## Task requirements
You are asked to reproduce the listing exactly and to omit its pictures.
═════ Source material ═════
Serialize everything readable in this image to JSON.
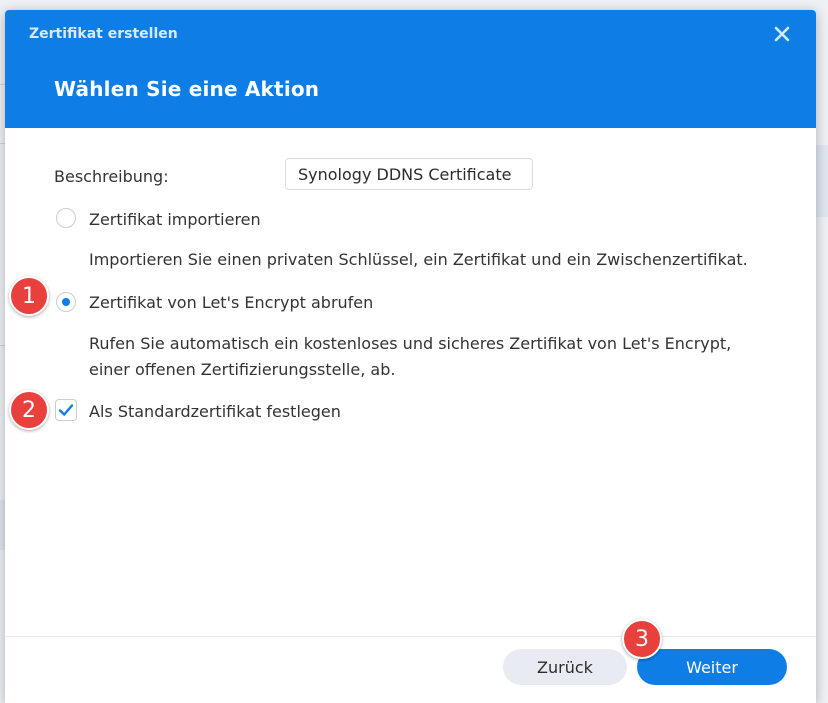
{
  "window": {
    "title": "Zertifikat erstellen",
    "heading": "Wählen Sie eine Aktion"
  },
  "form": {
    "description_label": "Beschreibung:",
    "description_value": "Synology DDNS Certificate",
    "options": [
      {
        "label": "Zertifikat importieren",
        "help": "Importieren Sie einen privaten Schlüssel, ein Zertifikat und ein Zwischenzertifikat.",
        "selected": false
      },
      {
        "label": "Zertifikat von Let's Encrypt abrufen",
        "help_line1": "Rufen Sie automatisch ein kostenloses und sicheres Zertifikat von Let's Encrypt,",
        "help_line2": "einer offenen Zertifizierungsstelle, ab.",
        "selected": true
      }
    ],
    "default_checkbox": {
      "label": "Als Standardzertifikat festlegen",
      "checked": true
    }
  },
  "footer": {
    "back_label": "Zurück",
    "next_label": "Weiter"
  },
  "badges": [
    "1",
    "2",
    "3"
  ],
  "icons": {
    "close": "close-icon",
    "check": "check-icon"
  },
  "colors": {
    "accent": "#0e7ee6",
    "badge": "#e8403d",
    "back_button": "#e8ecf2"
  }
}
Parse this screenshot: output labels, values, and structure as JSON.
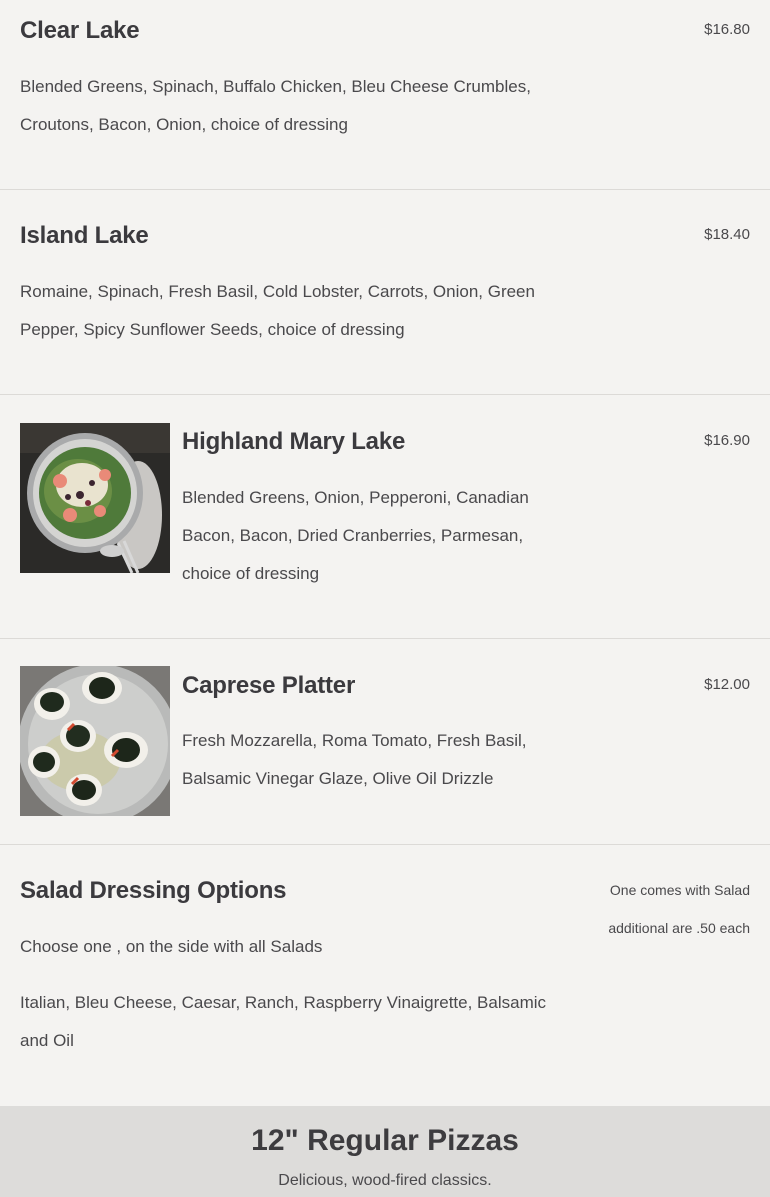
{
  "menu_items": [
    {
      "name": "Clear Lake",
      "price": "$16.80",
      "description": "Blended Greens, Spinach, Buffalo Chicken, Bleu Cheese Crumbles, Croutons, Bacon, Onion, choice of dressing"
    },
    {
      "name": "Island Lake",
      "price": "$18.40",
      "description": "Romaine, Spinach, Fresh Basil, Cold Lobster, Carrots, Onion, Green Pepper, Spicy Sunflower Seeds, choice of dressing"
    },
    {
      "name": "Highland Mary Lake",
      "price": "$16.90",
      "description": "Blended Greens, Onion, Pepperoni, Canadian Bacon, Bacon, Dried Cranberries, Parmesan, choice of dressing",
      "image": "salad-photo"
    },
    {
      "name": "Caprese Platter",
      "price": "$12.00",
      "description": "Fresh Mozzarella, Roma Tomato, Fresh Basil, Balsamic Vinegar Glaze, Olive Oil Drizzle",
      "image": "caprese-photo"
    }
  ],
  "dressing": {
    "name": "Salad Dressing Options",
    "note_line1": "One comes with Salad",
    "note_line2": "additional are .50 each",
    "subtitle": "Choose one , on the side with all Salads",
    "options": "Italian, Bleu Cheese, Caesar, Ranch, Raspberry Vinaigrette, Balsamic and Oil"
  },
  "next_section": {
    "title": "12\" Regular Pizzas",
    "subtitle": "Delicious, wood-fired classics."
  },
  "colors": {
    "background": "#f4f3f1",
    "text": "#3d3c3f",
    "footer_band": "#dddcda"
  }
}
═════
## Output
Serialize everything readable in this image to JSON.
{
  "window": {
    "title": "Zertifikat erstellen",
    "heading": "Wählen Sie eine Aktion"
  },
  "form": {
    "description_label": "Beschreibung:",
    "description_value": "Synology DDNS Certificate",
    "options": [
      {
        "label": "Zertifikat importieren",
        "help": "Importieren Sie einen privaten Schlüssel, ein Zertifikat und ein Zwischenzertifikat.",
        "selected": false
      },
      {
        "label": "Zertifikat von Let's Encrypt abrufen",
        "help_line1": "Rufen Sie automatisch ein kostenloses und sicheres Zertifikat von Let's Encrypt,",
        "help_line2": "einer offenen Zertifizierungsstelle, ab.",
        "selected": true
      }
    ],
    "default_checkbox": {
      "label": "Als Standardzertifikat festlegen",
      "checked": true
    }
  },
  "footer": {
    "back_label": "Zurück",
    "next_label": "Weiter"
  },
  "badges": [
    "1",
    "2",
    "3"
  ],
  "icons": {
    "close": "close-icon",
    "check": "check-icon"
  },
  "colors": {
    "accent": "#0e7ee6",
    "badge": "#e8403d",
    "back_button": "#e8ecf2"
  }
}
Parse this screenshot: output labels, values, and structure as JSON.
{
  "menu_items": [
    {
      "name": "Clear Lake",
      "price": "$16.80",
      "description": "Blended Greens, Spinach, Buffalo Chicken, Bleu Cheese Crumbles, Croutons, Bacon, Onion, choice of dressing"
    },
    {
      "name": "Island Lake",
      "price": "$18.40",
      "description": "Romaine, Spinach, Fresh Basil, Cold Lobster, Carrots, Onion, Green Pepper, Spicy Sunflower Seeds, choice of dressing"
    },
    {
      "name": "Highland Mary Lake",
      "price": "$16.90",
      "description": "Blended Greens, Onion, Pepperoni, Canadian Bacon, Bacon, Dried Cranberries, Parmesan, choice of dressing",
      "image": "salad-photo"
    },
    {
      "name": "Caprese Platter",
      "price": "$12.00",
      "description": "Fresh Mozzarella, Roma Tomato, Fresh Basil, Balsamic Vinegar Glaze, Olive Oil Drizzle",
      "image": "caprese-photo"
    }
  ],
  "dressing": {
    "name": "Salad Dressing Options",
    "note_line1": "One comes with Salad",
    "note_line2": "additional are .50 each",
    "subtitle": "Choose one , on the side with all Salads",
    "options": "Italian, Bleu Cheese, Caesar, Ranch, Raspberry Vinaigrette, Balsamic and Oil"
  },
  "next_section": {
    "title": "12\" Regular Pizzas",
    "subtitle": "Delicious, wood-fired classics."
  },
  "colors": {
    "background": "#f4f3f1",
    "text": "#3d3c3f",
    "footer_band": "#dddcda"
  }
}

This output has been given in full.